  • Viewing the material in situations where it is not appropriate like during class, work or time with the family
  • Experiencing increased social and relationship conflict due to the porn
  • Struggling to fulfill responsibilities at home, work or school
  • Feeling restless, agitated or irritable when unable to view porn
  • Noting that physical health or mental health are being negatively affected by viewing
  • Trying and failing to cut back or end all porn viewing

When Should Someone Seek Help for Porn Addiction?

Because each person’s experience is unique, there is no simple measure of problematic porn consumption. Some people could view porn daily without causing an issue, while someone else could view material once each month and struggle.

Anyone considering treatment for porn addiction can consider the listed signs of problematic porn consumption to see if any of those symptoms apply to them. Self-appraisal is difficult with these types of issues, so talking with a trusted loved one could help gather more information.

If a person notes even one or two symptoms, they could seek help for porn addiction.

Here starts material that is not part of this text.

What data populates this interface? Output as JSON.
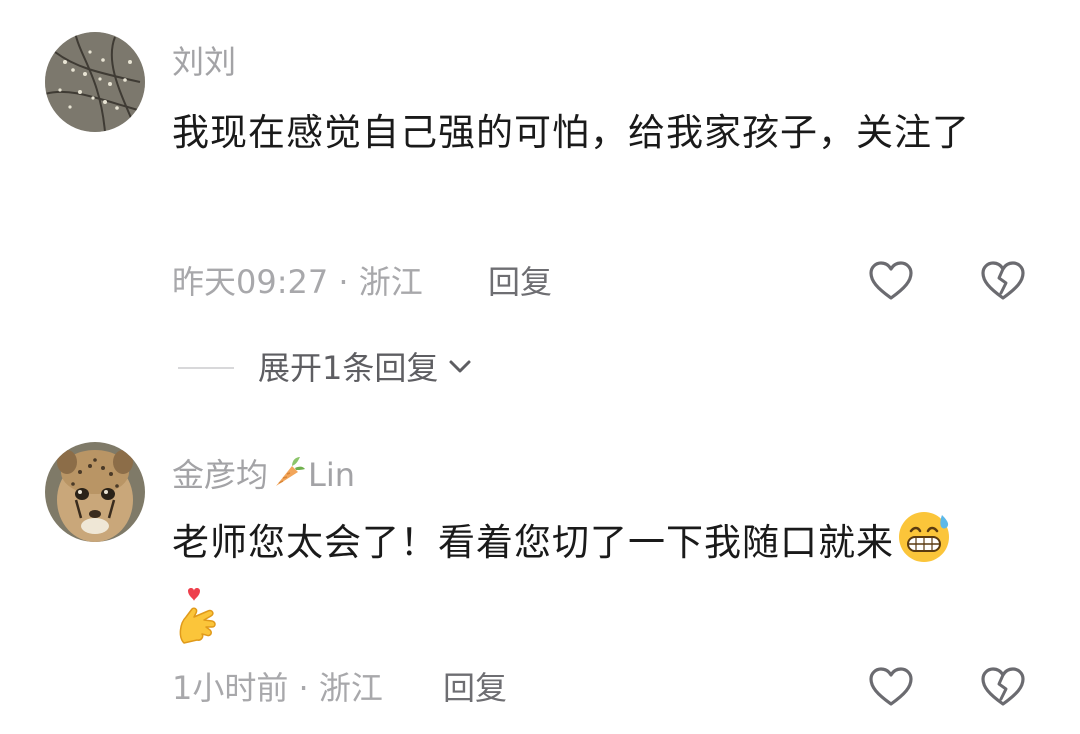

What does Porn Addiction Treatment Look Like?

Addiction treatment for non-substance use issues is developing rapidly, but in many ways, it will look a lot like treatment for substance use disorders. Like other addiction treatments, each person’s experience will vary based on their individual needs and goals.

Someone with severe symptoms of a porn addiction may need a period of inpatient or residential treatment where they live at the care center for the duration of their treatment. This option allows people to remove stressors of the outside world to focus on rehabilitation exclusively. Programs like these normally last between 28 and 90 days with some longer treatments available.

People who have completed inpatient porn addiction treatment or those with lower levels of addiction may seek outpatient care. They can attend some level of treatment during the day and return to home or work after their care. Different levels of outpatient treatment offer between one hour and 30 hours of care each week.

Regardless of the level of care, treatment for pornography addiction will focus on:

  • Accurately assessing and evaluating the condition
  • Identifying co-occurring mental health and addiction issues
  • Processing underlying issues factoring into addiction
  • Improving communication skills and relationships
  • Exploring healthy coping skills to reduce the dependence on pornography
  • Developing a relapse prevention plan to avoid future pornography viewing

Those seeking care for porn addiction should consider The Recovery Village for their needs. Offering the full continuum of care from intake to discharge, The Recovery Village can help guide people through the entire treatment process. Contact us to discuss treatment options available for porn addiction and any co-occurring mental health conditions.

Medical Disclaimer: The Recovery Village aims to improve the quality of life for people struggling with a substance use or mental health disorder with fact-based content about the nature of behavioral health conditions, treatment options and their related outcomes. We publish material that is researched, cited, edited and reviewed by licensed medical professionals. The information we provide is not intended to be a substitute for professional medical advice, diagnosis or treatment. It should not be used in place of the advice of your physician or other qualified healthcare provider.